Items from an interface collection —
◆ ◆ ◆ ◆ ◆ ◆ ◆

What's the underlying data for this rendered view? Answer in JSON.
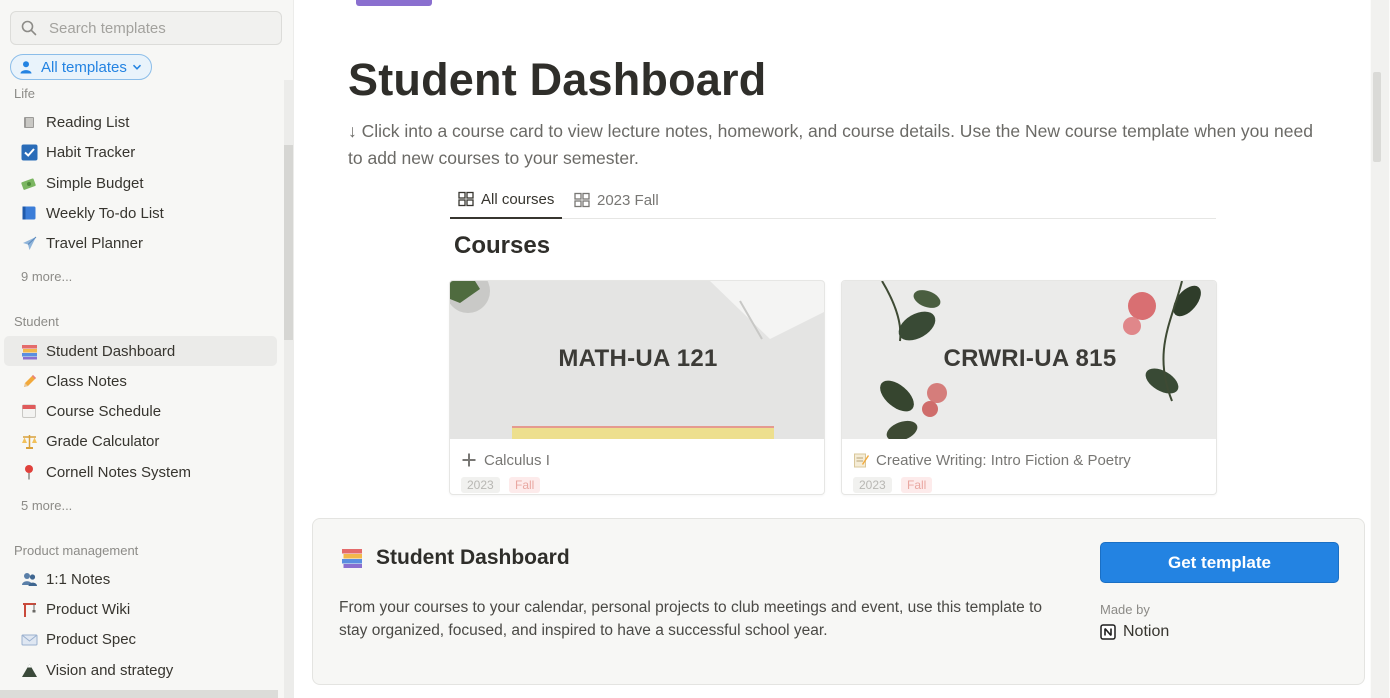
{
  "sidebar": {
    "search_placeholder": "Search templates",
    "filter_label": "All templates",
    "sections": {
      "life": {
        "label": "Life",
        "items": [
          {
            "label": "Reading List",
            "icon": "book-icon"
          },
          {
            "label": "Habit Tracker",
            "icon": "checkbox-icon"
          },
          {
            "label": "Simple Budget",
            "icon": "money-icon"
          },
          {
            "label": "Weekly To-do List",
            "icon": "blue-book-icon"
          },
          {
            "label": "Travel Planner",
            "icon": "airplane-icon"
          }
        ],
        "more": "9 more..."
      },
      "student": {
        "label": "Student",
        "items": [
          {
            "label": "Student Dashboard",
            "icon": "books-icon"
          },
          {
            "label": "Class Notes",
            "icon": "pencil-icon"
          },
          {
            "label": "Course Schedule",
            "icon": "calendar-icon"
          },
          {
            "label": "Grade Calculator",
            "icon": "scales-icon"
          },
          {
            "label": "Cornell Notes System",
            "icon": "pin-icon"
          }
        ],
        "more": "5 more..."
      },
      "product": {
        "label": "Product management",
        "items": [
          {
            "label": "1:1 Notes",
            "icon": "people-icon"
          },
          {
            "label": "Product Wiki",
            "icon": "crane-icon"
          },
          {
            "label": "Product Spec",
            "icon": "envelope-icon"
          },
          {
            "label": "Vision and strategy",
            "icon": "mountain-icon"
          }
        ]
      }
    }
  },
  "page": {
    "title": "Student Dashboard",
    "description": "↓ Click into a course card to view lecture notes, homework, and course details. Use the New course template when you need to add new courses to your semester.",
    "tabs": [
      {
        "label": "All courses"
      },
      {
        "label": "2023 Fall"
      }
    ],
    "courses_heading": "Courses",
    "cards": [
      {
        "code": "MATH-UA 121",
        "name": "Calculus I",
        "tags": [
          "2023",
          "Fall"
        ]
      },
      {
        "code": "CRWRI-UA 815",
        "name": "Creative Writing: Intro Fiction & Poetry",
        "tags": [
          "2023",
          "Fall"
        ]
      }
    ]
  },
  "panel": {
    "title": "Student Dashboard",
    "description": "From your courses to your calendar, personal projects to club meetings and event, use this template to stay organized, focused, and inspired to have a successful school year.",
    "button_label": "Get template",
    "made_by_label": "Made by",
    "maker": "Notion"
  },
  "colors": {
    "accent": "#2383e2",
    "text": "#37352f",
    "sidebar_bg": "#f7f7f5"
  }
}
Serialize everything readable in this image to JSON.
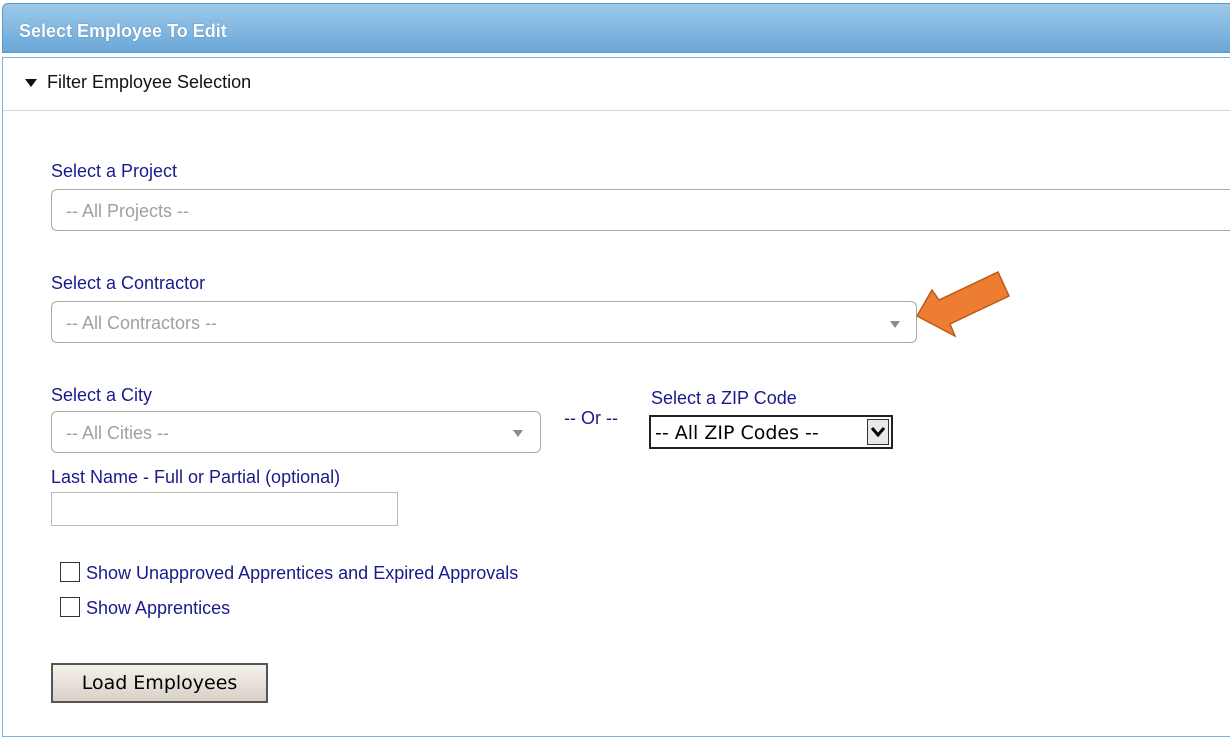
{
  "header": {
    "title": "Select Employee To Edit"
  },
  "filter": {
    "title": "Filter Employee Selection"
  },
  "project": {
    "label": "Select a Project",
    "value": "-- All Projects --"
  },
  "contractor": {
    "label": "Select a Contractor",
    "value": "-- All Contractors --"
  },
  "city": {
    "label": "Select a City",
    "value": "-- All Cities --"
  },
  "or_text": "-- Or --",
  "zip": {
    "label": "Select a ZIP Code",
    "value": "-- All ZIP Codes --"
  },
  "last_name": {
    "label": "Last Name - Full or Partial (optional)",
    "value": ""
  },
  "checkboxes": [
    {
      "label": "Show Unapproved Apprentices and Expired Approvals",
      "checked": false
    },
    {
      "label": "Show Apprentices",
      "checked": false
    }
  ],
  "load_button": {
    "label": "Load Employees"
  },
  "colors": {
    "header": "#6aa7d8",
    "label": "#1a1a8c",
    "annotation_arrow": "#ed7d31"
  }
}
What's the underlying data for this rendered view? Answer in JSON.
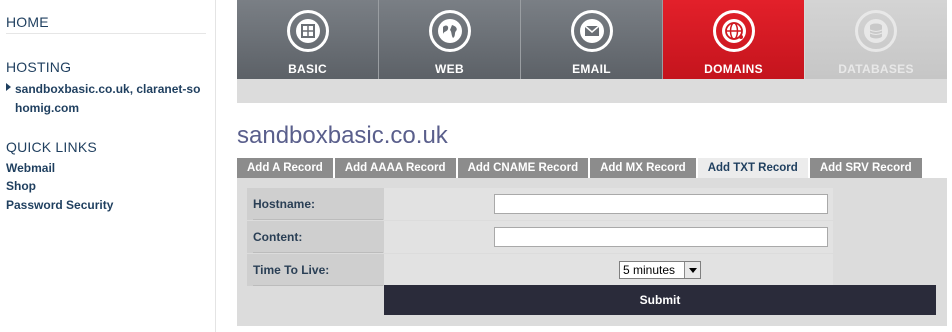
{
  "sidebar": {
    "home": "HOME",
    "hosting": "HOSTING",
    "site": "sandboxbasic.co.uk, claranet-sohomig.com",
    "quick_links_heading": "QUICK LINKS",
    "quick_links": [
      {
        "label": "Webmail"
      },
      {
        "label": "Shop"
      },
      {
        "label": "Password Security"
      }
    ]
  },
  "nav": {
    "tabs": [
      {
        "label": "BASIC",
        "icon": "box-icon"
      },
      {
        "label": "WEB",
        "icon": "globe-icon"
      },
      {
        "label": "EMAIL",
        "icon": "envelope-icon"
      },
      {
        "label": "DOMAINS",
        "icon": "network-globe-icon",
        "active": true
      },
      {
        "label": "DATABASES",
        "icon": "database-icon",
        "disabled": true
      }
    ],
    "active_color": "#d61a23"
  },
  "domain_title": "sandboxbasic.co.uk",
  "record_tabs": [
    {
      "label": "Add A Record"
    },
    {
      "label": "Add AAAA Record"
    },
    {
      "label": "Add CNAME Record"
    },
    {
      "label": "Add MX Record"
    },
    {
      "label": "Add TXT Record",
      "active": true
    },
    {
      "label": "Add SRV Record"
    }
  ],
  "form": {
    "hostname_label": "Hostname:",
    "hostname_value": "",
    "content_label": "Content:",
    "content_value": "",
    "ttl_label": "Time To Live:",
    "ttl_value": "5 minutes",
    "submit_label": "Submit"
  }
}
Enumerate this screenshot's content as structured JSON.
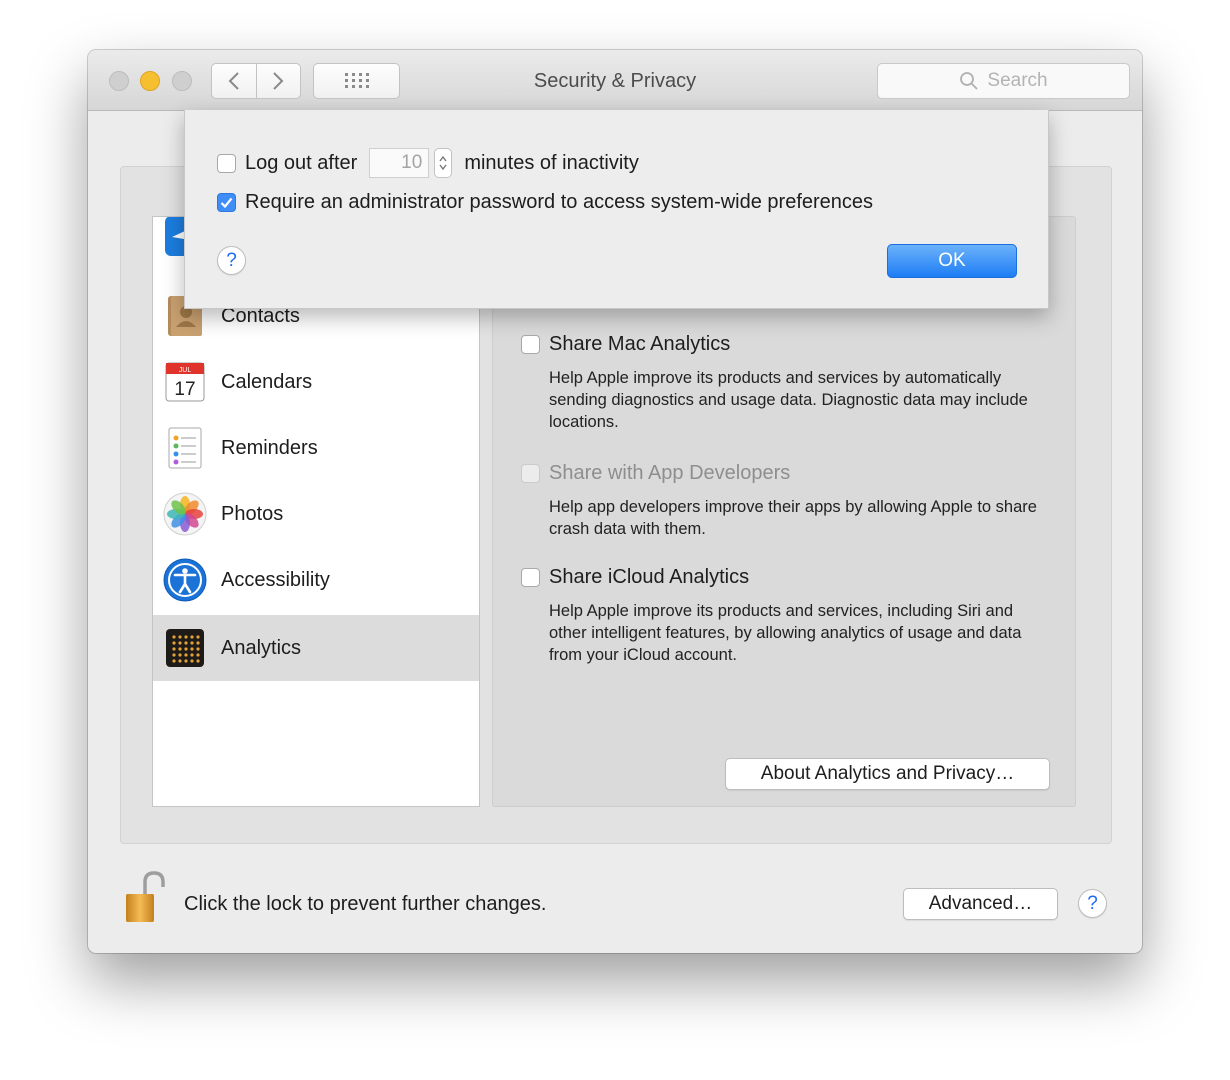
{
  "window": {
    "title": "Security & Privacy",
    "search_placeholder": "Search"
  },
  "sidebar": {
    "items": [
      {
        "label": "",
        "icon": "location-arrow-icon",
        "selected": false
      },
      {
        "label": "Contacts",
        "icon": "contacts-book-icon",
        "selected": false
      },
      {
        "label": "Calendars",
        "icon": "calendar-icon",
        "selected": false,
        "icon_text": {
          "month": "JUL",
          "day": "17"
        }
      },
      {
        "label": "Reminders",
        "icon": "reminders-list-icon",
        "selected": false
      },
      {
        "label": "Photos",
        "icon": "photos-flower-icon",
        "selected": false
      },
      {
        "label": "Accessibility",
        "icon": "accessibility-icon",
        "selected": false
      },
      {
        "label": "Analytics",
        "icon": "analytics-grid-icon",
        "selected": true
      }
    ]
  },
  "analytics": {
    "options": [
      {
        "label": "Share Mac Analytics",
        "checked": false,
        "enabled": true,
        "description": "Help Apple improve its products and services by automatically sending diagnostics and usage data. Diagnostic data may include locations."
      },
      {
        "label": "Share with App Developers",
        "checked": false,
        "enabled": false,
        "description": "Help app developers improve their apps by allowing Apple to share crash data with them."
      },
      {
        "label": "Share iCloud Analytics",
        "checked": false,
        "enabled": true,
        "description": "Help Apple improve its products and services, including Siri and other intelligent features, by allowing analytics of usage and data from your iCloud account."
      }
    ],
    "about_button": "About Analytics and Privacy…"
  },
  "footer": {
    "lock_text": "Click the lock to prevent further changes.",
    "advanced_button": "Advanced…",
    "help": "?"
  },
  "sheet": {
    "logout_label": "Log out after",
    "logout_checked": false,
    "minutes_value": "10",
    "minutes_suffix": "minutes of inactivity",
    "admin_label": "Require an administrator password to access system-wide preferences",
    "admin_checked": true,
    "help": "?",
    "ok_button": "OK"
  },
  "colors": {
    "accent": "#1e7df4",
    "minimize": "#f6bf30",
    "selection": "#dcdcdc"
  }
}
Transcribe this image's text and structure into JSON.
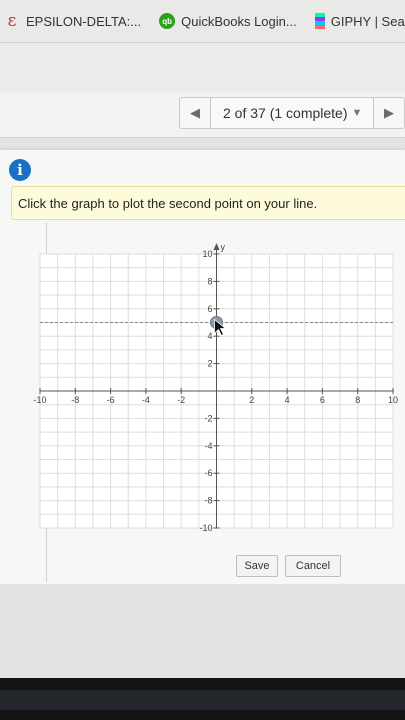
{
  "bookmarks": [
    {
      "label": "EPSILON-DELTA:...",
      "icon": "epsilon-icon"
    },
    {
      "label": "QuickBooks Login...",
      "icon": "quickbooks-icon"
    },
    {
      "label": "GIPHY | Sea",
      "icon": "giphy-icon"
    }
  ],
  "question_nav": {
    "prev_icon": "chevron-left-icon",
    "next_icon": "chevron-right-icon",
    "position_text": "2 of 37 (1 complete)",
    "dropdown_icon": "caret-down-icon"
  },
  "instruction": {
    "icon": "info-icon",
    "text": "Click the graph to plot the second point on your line."
  },
  "graph": {
    "x_axis_label": "",
    "y_axis_label": "y",
    "x_range": [
      -10,
      10
    ],
    "y_range": [
      -10,
      10
    ],
    "x_tick_labels": [
      "-10",
      "-8",
      "-6",
      "-4",
      "-2",
      "2",
      "4",
      "6",
      "8",
      "10"
    ],
    "y_tick_labels": [
      "10",
      "8",
      "6",
      "4",
      "2",
      "-2",
      "-4",
      "-6",
      "-8",
      "-10"
    ],
    "plotted_point": {
      "x": 0,
      "y": 5
    },
    "guide_line_y": 5
  },
  "buttons": {
    "save_label": "Save",
    "cancel_label": "Cancel"
  },
  "colors": {
    "accent": "#1a6fc7",
    "point": "#8d98a8",
    "instruction_bg": "#fdfbd9"
  }
}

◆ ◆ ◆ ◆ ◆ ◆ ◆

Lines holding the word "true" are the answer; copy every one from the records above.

        "active": true
        "disabled": true
      "active": true
        "selected": true
        "enabled": true,
        "enabled": true,
    "admin_checked": true,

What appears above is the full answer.